Stan Wraight, President of Strategic Aviation Solutions International (independent advisers and consultants to the aviation industry) would certainly like to see digital air logistics corridors connecting multiple airports. He believes they would enable the destination country to get shipment information before the goods arrive and the origin country to get status updates in real time. Such corridors would boost not just the air cargo industry but the entire logistics industry.
He’s not the only one keen to adopt a system of digital air freight corridor. Airports are too. They see the added connectivity as a gateway to faster and more reliable just-in-time deliveries. Sadly, no corridor has yet been established. The nearest we’ve got so far is a memorandum of understanding signed in 2018 by Kale Logistics Solutions and Cargonaut to create a digital corridor between the airports in Mumbai and Amsterdam. Let’s hope this initiative gets off the ground sooner rather than later.
Enhancing the management of Unit Load Devices
Improving the efficiency of air cargo transportation wouldn’t be complete without improving the management of Unit Load Devices (ULDs). There are roughly 900,000 ULDs in use by the world’s airlines. Rarely in the owner’s possession, a ULD might be transferred between a dozen or so different parties during a single cargo movement.
Keeping track of these essential resources is challenging, especially when the ULD passes between different airlines (known as interline movement). Every time a ULD gets lost, it costs stakeholders time and money.

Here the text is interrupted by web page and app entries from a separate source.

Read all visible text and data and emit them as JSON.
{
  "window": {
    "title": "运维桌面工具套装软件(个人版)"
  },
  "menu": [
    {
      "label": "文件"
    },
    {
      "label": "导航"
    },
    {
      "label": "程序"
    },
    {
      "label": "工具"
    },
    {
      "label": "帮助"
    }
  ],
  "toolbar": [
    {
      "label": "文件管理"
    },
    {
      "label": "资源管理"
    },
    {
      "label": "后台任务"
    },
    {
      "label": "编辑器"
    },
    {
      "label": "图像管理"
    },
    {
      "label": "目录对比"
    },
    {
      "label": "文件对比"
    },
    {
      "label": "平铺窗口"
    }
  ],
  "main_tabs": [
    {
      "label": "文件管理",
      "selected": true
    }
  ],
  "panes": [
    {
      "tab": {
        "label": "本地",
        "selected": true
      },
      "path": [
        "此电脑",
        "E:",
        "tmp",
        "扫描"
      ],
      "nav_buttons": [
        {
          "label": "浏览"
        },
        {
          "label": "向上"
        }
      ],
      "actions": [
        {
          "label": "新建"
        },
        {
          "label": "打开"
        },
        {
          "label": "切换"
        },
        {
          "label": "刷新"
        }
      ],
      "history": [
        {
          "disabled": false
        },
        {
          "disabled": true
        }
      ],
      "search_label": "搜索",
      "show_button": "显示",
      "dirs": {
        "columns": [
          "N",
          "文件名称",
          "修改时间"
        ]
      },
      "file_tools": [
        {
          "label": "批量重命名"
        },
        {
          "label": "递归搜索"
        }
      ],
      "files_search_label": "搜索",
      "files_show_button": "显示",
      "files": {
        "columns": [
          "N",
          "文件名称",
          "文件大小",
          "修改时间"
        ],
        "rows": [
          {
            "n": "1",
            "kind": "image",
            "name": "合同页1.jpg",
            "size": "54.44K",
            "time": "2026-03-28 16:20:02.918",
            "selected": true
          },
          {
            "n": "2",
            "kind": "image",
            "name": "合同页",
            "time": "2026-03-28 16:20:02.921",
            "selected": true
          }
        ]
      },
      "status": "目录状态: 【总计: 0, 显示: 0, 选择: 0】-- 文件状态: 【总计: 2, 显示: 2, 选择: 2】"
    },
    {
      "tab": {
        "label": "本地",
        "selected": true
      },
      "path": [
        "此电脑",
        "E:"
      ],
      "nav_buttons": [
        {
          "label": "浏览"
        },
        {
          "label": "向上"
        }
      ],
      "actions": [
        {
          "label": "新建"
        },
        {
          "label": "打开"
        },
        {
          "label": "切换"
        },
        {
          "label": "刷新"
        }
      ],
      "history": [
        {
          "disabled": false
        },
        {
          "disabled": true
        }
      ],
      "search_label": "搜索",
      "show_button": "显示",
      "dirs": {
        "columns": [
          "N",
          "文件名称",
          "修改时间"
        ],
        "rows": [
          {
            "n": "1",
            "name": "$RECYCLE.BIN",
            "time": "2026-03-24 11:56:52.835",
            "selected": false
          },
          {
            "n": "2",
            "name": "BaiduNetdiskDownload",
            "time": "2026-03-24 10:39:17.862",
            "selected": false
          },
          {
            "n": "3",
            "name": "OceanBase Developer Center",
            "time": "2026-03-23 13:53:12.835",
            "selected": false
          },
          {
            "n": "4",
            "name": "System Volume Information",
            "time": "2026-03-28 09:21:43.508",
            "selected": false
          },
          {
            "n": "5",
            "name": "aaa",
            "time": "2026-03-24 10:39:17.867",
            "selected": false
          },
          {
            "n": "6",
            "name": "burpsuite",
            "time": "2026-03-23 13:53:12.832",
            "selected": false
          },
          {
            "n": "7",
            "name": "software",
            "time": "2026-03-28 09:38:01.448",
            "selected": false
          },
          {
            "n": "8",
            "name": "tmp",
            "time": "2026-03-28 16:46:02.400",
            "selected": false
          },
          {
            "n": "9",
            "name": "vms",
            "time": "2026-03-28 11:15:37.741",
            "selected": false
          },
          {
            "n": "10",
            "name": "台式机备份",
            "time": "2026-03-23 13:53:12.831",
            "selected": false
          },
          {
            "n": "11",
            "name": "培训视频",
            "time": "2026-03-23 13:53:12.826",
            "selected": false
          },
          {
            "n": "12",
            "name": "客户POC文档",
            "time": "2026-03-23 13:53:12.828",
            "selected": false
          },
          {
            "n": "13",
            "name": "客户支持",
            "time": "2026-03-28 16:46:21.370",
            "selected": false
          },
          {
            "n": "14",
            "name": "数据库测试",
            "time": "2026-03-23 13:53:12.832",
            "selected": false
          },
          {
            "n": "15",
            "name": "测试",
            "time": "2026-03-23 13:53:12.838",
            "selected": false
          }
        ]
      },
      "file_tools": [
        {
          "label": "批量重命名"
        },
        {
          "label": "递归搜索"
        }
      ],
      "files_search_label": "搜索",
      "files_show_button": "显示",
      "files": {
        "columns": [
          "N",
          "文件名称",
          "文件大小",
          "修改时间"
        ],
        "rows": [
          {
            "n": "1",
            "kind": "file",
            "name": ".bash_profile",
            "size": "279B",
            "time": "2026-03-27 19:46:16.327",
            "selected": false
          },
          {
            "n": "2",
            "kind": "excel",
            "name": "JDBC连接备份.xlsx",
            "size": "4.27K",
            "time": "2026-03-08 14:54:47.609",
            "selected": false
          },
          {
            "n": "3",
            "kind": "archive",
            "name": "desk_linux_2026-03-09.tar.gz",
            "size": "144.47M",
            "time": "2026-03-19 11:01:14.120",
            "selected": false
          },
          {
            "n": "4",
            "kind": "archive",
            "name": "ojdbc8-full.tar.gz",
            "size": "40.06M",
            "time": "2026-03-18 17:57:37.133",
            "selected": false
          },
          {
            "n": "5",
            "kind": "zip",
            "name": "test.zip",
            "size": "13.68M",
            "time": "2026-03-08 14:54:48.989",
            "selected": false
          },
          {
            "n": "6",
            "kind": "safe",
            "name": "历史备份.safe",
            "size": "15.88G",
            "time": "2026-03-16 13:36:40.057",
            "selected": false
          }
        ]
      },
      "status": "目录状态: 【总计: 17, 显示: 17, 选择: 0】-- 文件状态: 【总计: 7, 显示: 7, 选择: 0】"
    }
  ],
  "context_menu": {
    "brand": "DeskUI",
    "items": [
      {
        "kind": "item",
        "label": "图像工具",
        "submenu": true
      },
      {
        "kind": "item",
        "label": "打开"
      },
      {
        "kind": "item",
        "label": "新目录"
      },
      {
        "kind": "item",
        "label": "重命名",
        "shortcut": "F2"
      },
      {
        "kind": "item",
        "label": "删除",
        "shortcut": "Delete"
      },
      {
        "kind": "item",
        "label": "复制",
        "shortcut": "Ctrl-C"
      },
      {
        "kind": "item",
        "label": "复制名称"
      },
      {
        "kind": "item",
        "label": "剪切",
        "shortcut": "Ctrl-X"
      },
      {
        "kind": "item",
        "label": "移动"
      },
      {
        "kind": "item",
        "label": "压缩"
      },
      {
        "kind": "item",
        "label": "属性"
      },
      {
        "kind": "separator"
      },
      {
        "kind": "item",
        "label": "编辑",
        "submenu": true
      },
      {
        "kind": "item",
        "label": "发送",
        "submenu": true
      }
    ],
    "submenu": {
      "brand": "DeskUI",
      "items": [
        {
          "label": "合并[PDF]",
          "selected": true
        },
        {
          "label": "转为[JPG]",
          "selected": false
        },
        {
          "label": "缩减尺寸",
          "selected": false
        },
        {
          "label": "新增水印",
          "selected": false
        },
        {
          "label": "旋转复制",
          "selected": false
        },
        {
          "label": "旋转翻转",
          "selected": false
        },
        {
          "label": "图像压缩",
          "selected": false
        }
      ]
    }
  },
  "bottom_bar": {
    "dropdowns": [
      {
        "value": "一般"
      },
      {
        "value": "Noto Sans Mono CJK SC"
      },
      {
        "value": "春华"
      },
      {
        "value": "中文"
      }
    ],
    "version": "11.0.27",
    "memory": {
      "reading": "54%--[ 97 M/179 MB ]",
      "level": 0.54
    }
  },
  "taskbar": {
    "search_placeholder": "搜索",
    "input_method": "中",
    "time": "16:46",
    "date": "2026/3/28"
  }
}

According to Air Cargo Eye “some five per cent of the global ULD inventory (45,000 units, worth $50million) simply go missing”. Unfortunately, the code-based system used to identify ULDs doesn’t prevent them going astray, and RFID chips and GPS systems, thought at one time to be the answer, have proved to be unviable economically.
But tracking has now entered a new and improved phase. Major carriers and ULD management companies have started using Bluetooth-enabled ULD tracking technology to analyse ULD movements. The Bluetooth tags can be linked to an e-AWB and ULD’s serial number, enabling transporters to know where their shipments are at all times.
Other digital tools are being created all the time. Take for example ACL Airshop’s FindMyULD app, which collates all the company’s ULD management services together into one seamless tool. Developments like these will certainly help to plug those efficiency gaps.
Maximising the efficiency of Unit Load Devices
At VRR, we fully support all these and other developments. But we know that optimising the efficiency of the air cargo industry wouldn’t be possible without optimising the air cargo industry’s hidden heroes: ULDs.
We’ve developed a ‘We Keep It Efficient’ series that focuses on multiple application usage, increased loading speed, enhanced durability and maximised cargo volume. They not only make a loader’s life much easier by speeding up the loading process but also enable transporters to ship as much cargo as possible inside a single container.
We may not be able to help develop a digital air corridor, but we can certainly improve the efficiency of ULDs—and help address the efficiency of the air cargo industry at the same time.